* **Task goal**
Each record below should be output verbatim, without pictures.

Dataset rows describing interfaces
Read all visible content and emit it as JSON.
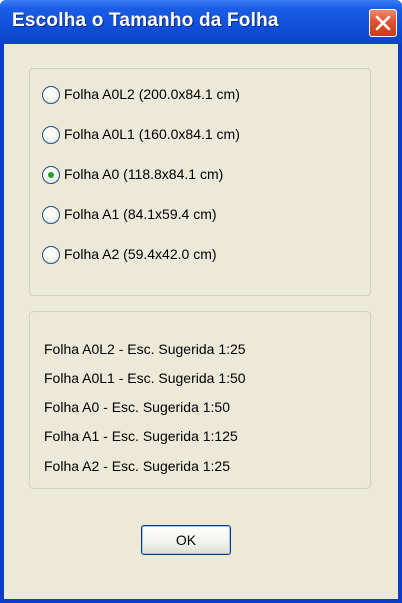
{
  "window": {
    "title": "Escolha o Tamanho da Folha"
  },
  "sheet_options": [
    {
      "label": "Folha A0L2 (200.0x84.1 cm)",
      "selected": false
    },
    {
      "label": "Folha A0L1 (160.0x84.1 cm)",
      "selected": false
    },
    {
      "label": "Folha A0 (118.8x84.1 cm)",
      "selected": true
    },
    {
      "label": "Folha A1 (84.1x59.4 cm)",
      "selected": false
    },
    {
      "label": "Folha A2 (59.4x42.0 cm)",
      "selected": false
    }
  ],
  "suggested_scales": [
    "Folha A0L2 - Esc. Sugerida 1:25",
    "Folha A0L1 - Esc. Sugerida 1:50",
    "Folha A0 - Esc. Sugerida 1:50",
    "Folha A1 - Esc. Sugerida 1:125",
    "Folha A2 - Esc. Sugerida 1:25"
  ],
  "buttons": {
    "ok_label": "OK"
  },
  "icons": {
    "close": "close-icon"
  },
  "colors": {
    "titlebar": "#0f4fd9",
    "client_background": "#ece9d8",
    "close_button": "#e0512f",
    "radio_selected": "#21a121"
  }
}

* **Result of this exercise**
Read all visible content and emit it as JSON.
{
  "window": {
    "title": "Escolha o Tamanho da Folha"
  },
  "sheet_options": [
    {
      "label": "Folha A0L2 (200.0x84.1 cm)",
      "selected": false
    },
    {
      "label": "Folha A0L1 (160.0x84.1 cm)",
      "selected": false
    },
    {
      "label": "Folha A0 (118.8x84.1 cm)",
      "selected": true
    },
    {
      "label": "Folha A1 (84.1x59.4 cm)",
      "selected": false
    },
    {
      "label": "Folha A2 (59.4x42.0 cm)",
      "selected": false
    }
  ],
  "suggested_scales": [
    "Folha A0L2 - Esc. Sugerida 1:25",
    "Folha A0L1 - Esc. Sugerida 1:50",
    "Folha A0 - Esc. Sugerida 1:50",
    "Folha A1 - Esc. Sugerida 1:125",
    "Folha A2 - Esc. Sugerida 1:25"
  ],
  "buttons": {
    "ok_label": "OK"
  },
  "icons": {
    "close": "close-icon"
  },
  "colors": {
    "titlebar": "#0f4fd9",
    "client_background": "#ece9d8",
    "close_button": "#e0512f",
    "radio_selected": "#21a121"
  }
}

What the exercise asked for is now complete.